The Madras High Court has ruled that telecom service provider Aircel could claim Cenvat credit on the services availed from Bharath Sanchar Nigam (BSNL) as those come under the definition of input services.
Upholding the Chennai Customs, Excise & Service Tax Appellate Tribunal order, the high court said a plain reading of rule 2 (l) of the Cenvat Credit Rules, 2004, makes it clear that Aircel was the user of the service provided by BSNL and the facility was used for providing output service to the customers of the telecom company.
“Therefore, the definition squarely applies to the facts of the present case. Since Aircel has satisfied the requirement of rule 2 (l) of the Cenvat Credit Rules, 2004, the revenue department was not justified in taking a different view contrary to the said provision,” the Bench comprising justices R Sudhakar and T Raja said.

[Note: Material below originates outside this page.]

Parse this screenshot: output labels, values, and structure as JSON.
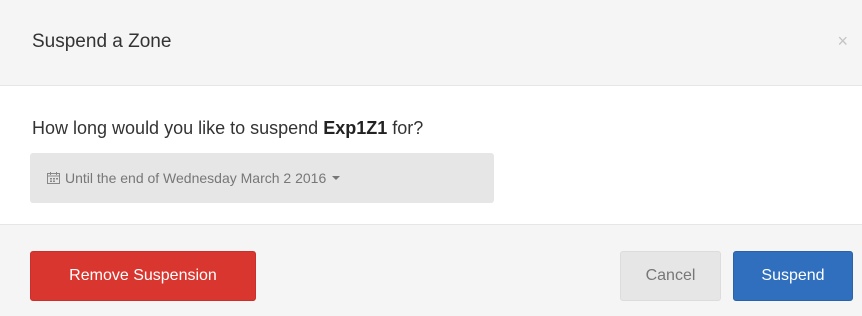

The court order was on a civil miscellaneous appeal filed by the revenue department against the order of the tribunal which allowed the appeal filed by Aircel, granting the benefit of Cenvat credit on the service tax paid on access deficit charges (ADC) to BSNL. The adjudicating authority at the revenue had taken the view that it was only a facility extended to connect the end user by BSNL where the networking facility was not feasible for Aircel. Consequently, it denied the service tax credit on the payment towards ADC against which Aircel moved the Tribunal.
The Tribunal had taken the view that the service provided by BSNL to Aircel is a telecom service as defined under Section 65 (109a) of the Finance Act, 1994. “We are not in agreement with the argument that BSNL is providing only a facility and not any service to Aircel. After classifying the facility provided by BSNL as telecom services and collecting the service tax under such head, the revenue department cannot turn around and argue that this is not a service. Even otherwise, we are convinced that the service provided by BSNL to Aircel is a telecom service as defined in section 65 (109a) of the Finance Act, 1994. Since this service is required by Aircel for providing output services to its customers, it is obviously an input service as per definition at Rule 2(l) of Cenvat Credit Rules, 2004. Therefore, Aircel is entitled to take Cenvat credit on such services,” the Tribunal had observed.
Concurring with tribunal’s ruling, the high court Bench observed the finding of fact by the tribunal that the facility provided by BSNL to Aircel, who, in turn, provide such services to its subscribers, was nothing but a telecom service, was justified. The revenue department has not produced any material to contradict this finding of fact, the Bench further added.